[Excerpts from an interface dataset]
************
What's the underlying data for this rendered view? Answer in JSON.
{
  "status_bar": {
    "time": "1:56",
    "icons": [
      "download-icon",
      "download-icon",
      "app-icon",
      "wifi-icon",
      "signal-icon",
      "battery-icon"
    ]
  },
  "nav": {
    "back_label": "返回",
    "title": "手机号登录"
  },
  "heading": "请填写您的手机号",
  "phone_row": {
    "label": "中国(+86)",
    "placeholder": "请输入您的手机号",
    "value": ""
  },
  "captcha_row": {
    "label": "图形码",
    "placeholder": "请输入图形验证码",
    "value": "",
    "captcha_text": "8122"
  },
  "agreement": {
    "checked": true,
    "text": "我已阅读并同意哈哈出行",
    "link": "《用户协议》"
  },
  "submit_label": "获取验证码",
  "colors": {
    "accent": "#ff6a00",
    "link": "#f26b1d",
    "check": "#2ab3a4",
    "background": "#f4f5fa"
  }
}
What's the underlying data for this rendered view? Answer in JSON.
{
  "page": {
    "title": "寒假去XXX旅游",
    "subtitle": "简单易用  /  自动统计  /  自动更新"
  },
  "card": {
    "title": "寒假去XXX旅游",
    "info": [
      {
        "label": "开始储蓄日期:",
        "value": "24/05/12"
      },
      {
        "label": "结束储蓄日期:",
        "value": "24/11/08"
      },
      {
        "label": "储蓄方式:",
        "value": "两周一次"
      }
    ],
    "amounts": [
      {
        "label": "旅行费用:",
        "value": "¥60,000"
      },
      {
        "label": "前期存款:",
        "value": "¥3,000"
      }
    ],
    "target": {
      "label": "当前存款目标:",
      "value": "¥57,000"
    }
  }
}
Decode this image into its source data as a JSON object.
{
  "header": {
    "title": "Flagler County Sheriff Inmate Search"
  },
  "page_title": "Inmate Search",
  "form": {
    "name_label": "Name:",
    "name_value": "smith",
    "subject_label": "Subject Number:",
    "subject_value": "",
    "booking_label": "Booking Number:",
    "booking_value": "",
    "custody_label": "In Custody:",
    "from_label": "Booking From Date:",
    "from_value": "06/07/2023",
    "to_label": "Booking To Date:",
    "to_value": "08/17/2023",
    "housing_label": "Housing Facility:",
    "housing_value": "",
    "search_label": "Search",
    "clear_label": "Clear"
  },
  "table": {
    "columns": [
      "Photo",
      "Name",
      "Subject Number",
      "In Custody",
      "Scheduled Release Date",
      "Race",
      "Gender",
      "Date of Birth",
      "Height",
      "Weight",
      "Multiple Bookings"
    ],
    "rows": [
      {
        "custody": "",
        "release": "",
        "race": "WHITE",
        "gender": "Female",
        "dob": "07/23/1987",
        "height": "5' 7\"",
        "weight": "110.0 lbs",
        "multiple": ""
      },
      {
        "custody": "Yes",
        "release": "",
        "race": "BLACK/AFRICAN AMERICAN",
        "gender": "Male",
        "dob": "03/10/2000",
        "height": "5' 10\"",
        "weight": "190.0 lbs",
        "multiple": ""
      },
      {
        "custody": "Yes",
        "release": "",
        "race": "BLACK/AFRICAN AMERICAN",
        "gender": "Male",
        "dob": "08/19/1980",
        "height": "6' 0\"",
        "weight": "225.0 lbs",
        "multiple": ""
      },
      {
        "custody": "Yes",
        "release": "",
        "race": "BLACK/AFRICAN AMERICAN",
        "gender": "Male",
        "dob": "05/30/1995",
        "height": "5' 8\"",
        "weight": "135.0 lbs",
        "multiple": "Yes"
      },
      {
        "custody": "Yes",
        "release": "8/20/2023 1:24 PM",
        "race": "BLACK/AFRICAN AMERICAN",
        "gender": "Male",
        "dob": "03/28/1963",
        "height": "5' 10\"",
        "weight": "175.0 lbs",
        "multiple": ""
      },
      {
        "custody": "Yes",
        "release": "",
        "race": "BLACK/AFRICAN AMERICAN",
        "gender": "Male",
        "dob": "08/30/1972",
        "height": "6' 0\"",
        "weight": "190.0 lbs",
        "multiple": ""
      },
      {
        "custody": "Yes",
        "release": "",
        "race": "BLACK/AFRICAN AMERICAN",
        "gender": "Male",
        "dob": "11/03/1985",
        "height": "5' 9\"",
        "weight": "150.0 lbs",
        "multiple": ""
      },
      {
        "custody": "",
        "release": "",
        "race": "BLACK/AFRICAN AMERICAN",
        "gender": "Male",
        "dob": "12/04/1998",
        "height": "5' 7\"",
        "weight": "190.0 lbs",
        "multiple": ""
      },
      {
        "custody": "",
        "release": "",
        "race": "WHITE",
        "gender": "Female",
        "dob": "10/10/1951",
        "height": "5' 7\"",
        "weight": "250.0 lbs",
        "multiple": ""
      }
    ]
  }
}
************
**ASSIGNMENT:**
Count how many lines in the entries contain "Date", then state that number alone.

**SOLUTION TO THIS PROBLEM:**
4